Expanding the EPA’s Safer Choice program to beauty aims to help clear up confusion for consumers shopping for “clean and green” products—and end meaningless claims such as “eco-friendly,” “all-natural,” and “sustainable,” which are not clearly defined.
The letter states:
“Not only would expanding Safer Choice make it easier for consumers and retailers to identify and purchase safer products, but it would also enable brands to market their products to consumers who are increasingly concerned about the safety of ingredients in beauty and personal care products, and wary of greenwashing.”
The letter (view here in its entirety) also calls out the FDA for not publishing a list of recommended ingredients for formulators, stating:
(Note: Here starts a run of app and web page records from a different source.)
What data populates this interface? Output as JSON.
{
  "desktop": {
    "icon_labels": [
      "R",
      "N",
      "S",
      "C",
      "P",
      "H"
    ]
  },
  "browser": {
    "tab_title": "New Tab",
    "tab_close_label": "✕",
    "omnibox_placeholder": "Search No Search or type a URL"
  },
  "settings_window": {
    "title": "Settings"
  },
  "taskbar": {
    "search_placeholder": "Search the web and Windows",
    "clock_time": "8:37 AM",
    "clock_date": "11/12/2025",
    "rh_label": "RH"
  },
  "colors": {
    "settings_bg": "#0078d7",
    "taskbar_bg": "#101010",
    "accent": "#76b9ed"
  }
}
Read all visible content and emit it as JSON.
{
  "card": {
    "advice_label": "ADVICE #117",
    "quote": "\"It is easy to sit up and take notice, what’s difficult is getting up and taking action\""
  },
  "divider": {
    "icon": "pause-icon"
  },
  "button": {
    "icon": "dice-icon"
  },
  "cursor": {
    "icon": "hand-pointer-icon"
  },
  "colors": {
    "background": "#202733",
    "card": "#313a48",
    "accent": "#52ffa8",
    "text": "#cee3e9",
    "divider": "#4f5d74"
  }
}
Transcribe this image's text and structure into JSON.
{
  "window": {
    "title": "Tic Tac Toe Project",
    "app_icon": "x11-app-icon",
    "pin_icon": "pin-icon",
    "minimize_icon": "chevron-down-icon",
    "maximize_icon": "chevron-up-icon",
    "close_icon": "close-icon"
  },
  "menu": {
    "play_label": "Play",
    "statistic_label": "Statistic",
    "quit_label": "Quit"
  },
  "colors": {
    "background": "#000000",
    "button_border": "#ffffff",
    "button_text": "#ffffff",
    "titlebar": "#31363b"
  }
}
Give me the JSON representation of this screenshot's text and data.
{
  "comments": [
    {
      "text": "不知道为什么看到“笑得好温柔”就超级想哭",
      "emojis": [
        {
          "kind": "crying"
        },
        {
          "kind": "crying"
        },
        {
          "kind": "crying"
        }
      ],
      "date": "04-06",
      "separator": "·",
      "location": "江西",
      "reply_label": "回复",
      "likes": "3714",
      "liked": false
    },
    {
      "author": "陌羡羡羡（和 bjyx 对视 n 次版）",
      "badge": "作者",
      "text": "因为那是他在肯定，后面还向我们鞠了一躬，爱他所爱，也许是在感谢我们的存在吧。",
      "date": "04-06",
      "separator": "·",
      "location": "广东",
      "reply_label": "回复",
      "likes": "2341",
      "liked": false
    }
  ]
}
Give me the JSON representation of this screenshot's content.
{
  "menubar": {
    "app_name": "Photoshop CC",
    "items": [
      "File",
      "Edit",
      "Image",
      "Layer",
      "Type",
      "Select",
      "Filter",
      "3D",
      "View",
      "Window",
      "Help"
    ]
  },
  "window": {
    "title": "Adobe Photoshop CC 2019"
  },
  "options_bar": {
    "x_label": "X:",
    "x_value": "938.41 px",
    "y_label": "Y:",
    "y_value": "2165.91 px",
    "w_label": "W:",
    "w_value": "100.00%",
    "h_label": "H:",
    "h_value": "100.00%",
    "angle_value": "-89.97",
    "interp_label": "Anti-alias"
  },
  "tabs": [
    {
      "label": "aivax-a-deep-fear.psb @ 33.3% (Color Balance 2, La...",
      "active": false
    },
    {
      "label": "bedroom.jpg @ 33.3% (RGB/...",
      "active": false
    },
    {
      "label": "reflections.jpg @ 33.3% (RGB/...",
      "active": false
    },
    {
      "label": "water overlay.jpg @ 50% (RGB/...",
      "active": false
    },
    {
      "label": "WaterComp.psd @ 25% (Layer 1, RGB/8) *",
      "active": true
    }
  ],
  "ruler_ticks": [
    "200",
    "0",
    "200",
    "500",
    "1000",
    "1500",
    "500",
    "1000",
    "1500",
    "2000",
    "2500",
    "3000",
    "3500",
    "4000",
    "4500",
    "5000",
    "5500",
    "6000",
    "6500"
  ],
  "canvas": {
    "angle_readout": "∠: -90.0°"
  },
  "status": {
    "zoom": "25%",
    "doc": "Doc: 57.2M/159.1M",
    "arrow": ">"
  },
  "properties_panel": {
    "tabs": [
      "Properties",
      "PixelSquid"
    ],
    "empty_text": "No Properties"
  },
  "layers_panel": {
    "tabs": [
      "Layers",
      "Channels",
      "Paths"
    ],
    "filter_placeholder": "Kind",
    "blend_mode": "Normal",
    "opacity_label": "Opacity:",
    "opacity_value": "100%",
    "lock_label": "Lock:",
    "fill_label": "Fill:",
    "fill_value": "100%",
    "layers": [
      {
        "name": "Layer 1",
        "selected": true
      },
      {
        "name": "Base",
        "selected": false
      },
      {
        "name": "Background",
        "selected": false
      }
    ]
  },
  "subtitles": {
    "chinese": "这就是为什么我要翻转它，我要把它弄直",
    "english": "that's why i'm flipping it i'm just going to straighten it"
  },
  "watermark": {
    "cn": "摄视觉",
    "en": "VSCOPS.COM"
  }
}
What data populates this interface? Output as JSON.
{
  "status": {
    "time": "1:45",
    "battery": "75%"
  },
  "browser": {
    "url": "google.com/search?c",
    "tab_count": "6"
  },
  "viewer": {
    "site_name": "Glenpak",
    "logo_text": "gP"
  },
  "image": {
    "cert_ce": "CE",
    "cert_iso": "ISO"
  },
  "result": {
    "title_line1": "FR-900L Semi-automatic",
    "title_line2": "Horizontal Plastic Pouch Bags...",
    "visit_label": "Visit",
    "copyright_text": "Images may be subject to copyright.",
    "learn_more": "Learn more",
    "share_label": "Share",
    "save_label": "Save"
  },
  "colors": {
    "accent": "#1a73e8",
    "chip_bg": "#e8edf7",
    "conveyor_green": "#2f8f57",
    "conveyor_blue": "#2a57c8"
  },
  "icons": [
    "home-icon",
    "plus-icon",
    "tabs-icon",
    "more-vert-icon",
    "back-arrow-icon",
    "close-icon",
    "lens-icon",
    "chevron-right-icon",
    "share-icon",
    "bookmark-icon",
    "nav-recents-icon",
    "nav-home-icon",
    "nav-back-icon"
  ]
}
“Adding beauty and personal care products into the Safer Choice program, including the expansion of the Safer Chemicals Ingredients List, could provide an important national pathway for consumers and commercial buyers seeking to purchase safer products.”
Who signed the letter?
Thirty-nine retailers, brands, and organizations signed the letter to the EPA, including:
Environmental Defense Fund
Environmental Working Group
Green Science Policy Institute
Natural Resources Defense Council
Responsible Purchasing Network
Safer Choice & DfE Programs Inspire Change
Currently, the Safer Choice program primarily certifies products for formulated household cleaners. There are approximately 2,000 products certified.
When the Safer Choice logo, shown above, is displayed on packaging, it makes it easy for consumers to quickly identify products free of harmful chemicals that are commonly used in cleaning products, including PFAS, phthalates, and formaldehyde releases.
In addition, EPA’s Design for the Environment (DfE) certification helps consumers and commercial buyers identify antimicrobial products that meet the health and safety standards of the pesticide registration process required by the Federal Insecticide, Fungicide, and Rodenticide Act (FIFRA) as well as other rigorous criteria required by the agency.
EPA’s Safer Choice and DfE labels are inspiring change—and the creation of ‘cleaner’ products. Some household cleaning brands have reformulated in an effort to comply with the certifications and display the logos on packaging. “Walmart, Target, and Amazon require or incentivize some of their suppliers to meet the Safer Choice standards,” states Toxic-Free Future in a blog post.
Feature: Growing Clean Beauty From the Ground Up